- How to navigate while motorbiking around Morocco?
- What are the best straps for motorbike luggage?
- Do I need to take any bike tools when motorbiking in Morocco?
- Are hire bikes available for touring Morocco?
1. What motorcycle clothing is suitable for adventure motorbiking in Morocco?
If you are on a biking trip, most days you are going to wear bike kit so do you won’t need 5 pairs of shorts and a suit! I recommend one waterproof bag you can strap on the back of the bike.
2. How do you stay hydrated when motorbiking in Morocco?
Morocco can be hot to say the least. Take a camel pack and fill it with bottled water.
3. How to navigate while motorbiking around Morocco?
As well as a good detailed map, make sure you have a sat-nav or a phone with satnav. It will take a lot of the stress away if you end up off the beaten track in the middle of nowhere. As data is expensive if you use your UK phone, I recommend an app called Karta GPS. It can be used offline.
4. What are the best straps for motorbike luggage?
In my opinion, Rok straps are the quickest and easiest way to strap your luggage on. Amazing.
5. Do I need to take any bike tools when motorbiking in Morocco?
Even the main roads can result with “off road” action so take tools. Every one of our bikes needed something tighten up or adjusting.
6. Are hire bikes available for touring Morocco?
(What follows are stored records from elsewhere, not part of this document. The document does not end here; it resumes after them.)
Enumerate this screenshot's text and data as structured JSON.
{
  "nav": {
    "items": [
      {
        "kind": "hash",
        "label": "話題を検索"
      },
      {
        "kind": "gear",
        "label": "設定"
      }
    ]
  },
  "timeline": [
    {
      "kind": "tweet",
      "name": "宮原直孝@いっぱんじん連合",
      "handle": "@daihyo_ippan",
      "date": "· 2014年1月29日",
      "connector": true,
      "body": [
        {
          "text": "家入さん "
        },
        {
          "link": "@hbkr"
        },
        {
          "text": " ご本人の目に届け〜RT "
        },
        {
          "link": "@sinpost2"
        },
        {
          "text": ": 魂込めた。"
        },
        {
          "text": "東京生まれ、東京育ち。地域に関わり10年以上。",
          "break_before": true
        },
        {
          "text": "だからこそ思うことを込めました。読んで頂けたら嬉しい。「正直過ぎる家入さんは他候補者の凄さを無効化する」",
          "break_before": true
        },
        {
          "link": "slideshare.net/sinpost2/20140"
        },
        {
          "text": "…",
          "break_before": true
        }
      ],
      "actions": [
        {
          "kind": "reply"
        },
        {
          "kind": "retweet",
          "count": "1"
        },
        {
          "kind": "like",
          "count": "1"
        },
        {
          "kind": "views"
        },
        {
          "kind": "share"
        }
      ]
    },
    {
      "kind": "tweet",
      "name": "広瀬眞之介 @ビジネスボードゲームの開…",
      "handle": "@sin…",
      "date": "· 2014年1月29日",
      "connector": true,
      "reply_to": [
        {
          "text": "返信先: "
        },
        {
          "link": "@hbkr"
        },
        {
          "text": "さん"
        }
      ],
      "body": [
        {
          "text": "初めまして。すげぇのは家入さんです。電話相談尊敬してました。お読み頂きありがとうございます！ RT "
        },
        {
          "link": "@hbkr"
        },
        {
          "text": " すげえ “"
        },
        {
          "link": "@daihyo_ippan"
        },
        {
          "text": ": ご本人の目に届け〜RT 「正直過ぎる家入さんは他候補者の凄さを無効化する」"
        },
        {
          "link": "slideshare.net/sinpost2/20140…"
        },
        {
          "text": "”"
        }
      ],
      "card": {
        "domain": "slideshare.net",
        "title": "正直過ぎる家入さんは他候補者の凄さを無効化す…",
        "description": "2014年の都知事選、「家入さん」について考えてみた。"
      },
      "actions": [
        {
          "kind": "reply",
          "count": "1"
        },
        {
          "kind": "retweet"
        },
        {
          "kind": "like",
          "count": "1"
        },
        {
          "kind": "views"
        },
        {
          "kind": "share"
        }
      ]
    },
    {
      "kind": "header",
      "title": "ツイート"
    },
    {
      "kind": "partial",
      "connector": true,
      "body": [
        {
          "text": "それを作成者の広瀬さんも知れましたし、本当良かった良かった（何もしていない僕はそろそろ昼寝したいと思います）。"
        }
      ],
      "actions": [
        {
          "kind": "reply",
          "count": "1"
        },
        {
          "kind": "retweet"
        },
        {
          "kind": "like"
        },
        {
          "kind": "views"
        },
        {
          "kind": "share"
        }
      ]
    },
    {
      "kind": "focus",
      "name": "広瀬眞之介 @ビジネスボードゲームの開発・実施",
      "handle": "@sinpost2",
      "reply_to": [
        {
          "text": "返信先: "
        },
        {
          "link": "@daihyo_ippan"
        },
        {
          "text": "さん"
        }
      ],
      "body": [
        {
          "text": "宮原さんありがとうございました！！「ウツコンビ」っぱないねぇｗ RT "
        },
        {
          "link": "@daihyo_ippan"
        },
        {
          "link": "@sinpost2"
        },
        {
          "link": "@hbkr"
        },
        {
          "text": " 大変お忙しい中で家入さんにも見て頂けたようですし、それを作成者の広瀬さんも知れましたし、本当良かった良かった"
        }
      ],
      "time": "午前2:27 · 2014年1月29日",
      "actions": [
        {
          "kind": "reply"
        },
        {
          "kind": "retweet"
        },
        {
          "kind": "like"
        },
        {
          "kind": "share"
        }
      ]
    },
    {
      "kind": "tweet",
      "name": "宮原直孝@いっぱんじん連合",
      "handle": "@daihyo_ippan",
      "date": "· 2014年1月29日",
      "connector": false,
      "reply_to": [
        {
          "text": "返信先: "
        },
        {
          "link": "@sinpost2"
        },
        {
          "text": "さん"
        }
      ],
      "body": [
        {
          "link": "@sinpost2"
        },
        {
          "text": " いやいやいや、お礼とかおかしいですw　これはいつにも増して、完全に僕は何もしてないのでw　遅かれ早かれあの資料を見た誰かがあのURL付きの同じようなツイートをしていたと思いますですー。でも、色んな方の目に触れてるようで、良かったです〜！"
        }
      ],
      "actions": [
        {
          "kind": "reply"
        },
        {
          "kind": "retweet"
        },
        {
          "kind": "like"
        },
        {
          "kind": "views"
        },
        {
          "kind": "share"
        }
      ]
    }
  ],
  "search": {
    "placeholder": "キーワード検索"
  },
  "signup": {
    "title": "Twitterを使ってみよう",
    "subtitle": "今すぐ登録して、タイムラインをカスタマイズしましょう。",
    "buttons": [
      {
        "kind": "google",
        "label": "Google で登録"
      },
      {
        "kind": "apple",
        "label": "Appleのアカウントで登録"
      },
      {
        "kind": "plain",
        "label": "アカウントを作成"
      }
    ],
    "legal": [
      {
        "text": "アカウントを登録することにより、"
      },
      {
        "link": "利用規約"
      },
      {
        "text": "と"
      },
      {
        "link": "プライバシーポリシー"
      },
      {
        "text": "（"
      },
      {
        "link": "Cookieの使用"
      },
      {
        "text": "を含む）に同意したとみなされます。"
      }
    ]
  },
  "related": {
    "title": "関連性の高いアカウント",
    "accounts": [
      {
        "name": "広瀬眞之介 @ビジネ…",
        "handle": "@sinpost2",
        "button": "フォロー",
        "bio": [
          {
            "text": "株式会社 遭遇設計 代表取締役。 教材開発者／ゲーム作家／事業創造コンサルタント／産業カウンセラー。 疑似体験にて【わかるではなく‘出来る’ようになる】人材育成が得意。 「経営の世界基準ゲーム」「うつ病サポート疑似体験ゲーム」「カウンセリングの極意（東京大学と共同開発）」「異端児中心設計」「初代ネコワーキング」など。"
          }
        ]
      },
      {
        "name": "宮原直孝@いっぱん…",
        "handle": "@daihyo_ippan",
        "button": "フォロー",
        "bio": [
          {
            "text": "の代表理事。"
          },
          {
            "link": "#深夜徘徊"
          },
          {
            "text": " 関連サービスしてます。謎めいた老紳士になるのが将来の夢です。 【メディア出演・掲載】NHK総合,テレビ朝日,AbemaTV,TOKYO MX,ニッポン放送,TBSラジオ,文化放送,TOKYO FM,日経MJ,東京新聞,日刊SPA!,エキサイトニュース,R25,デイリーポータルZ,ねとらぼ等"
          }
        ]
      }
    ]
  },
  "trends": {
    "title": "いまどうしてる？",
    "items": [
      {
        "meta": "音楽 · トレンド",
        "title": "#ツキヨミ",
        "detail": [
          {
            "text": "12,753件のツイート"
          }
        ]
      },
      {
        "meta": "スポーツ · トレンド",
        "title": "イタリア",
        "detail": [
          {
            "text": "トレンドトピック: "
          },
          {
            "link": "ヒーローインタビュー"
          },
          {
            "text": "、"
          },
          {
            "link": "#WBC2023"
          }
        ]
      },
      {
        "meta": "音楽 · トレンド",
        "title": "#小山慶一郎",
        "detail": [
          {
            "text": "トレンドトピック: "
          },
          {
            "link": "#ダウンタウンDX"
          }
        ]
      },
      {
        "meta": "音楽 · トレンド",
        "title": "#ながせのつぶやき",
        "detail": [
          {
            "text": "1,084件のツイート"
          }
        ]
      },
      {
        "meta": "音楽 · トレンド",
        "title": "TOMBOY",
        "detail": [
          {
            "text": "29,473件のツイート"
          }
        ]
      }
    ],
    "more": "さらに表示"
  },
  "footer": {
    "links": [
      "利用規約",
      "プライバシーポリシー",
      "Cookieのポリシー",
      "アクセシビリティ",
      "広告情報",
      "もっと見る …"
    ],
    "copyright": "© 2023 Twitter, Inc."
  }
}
It can be difficult to find good hire bikes in Morocco. Two standout providers appear to be Wheels of Morocco based in Casablanca and Loc2roues based in central Marrakesh. We rented from the latter and they are near the airport making life easy.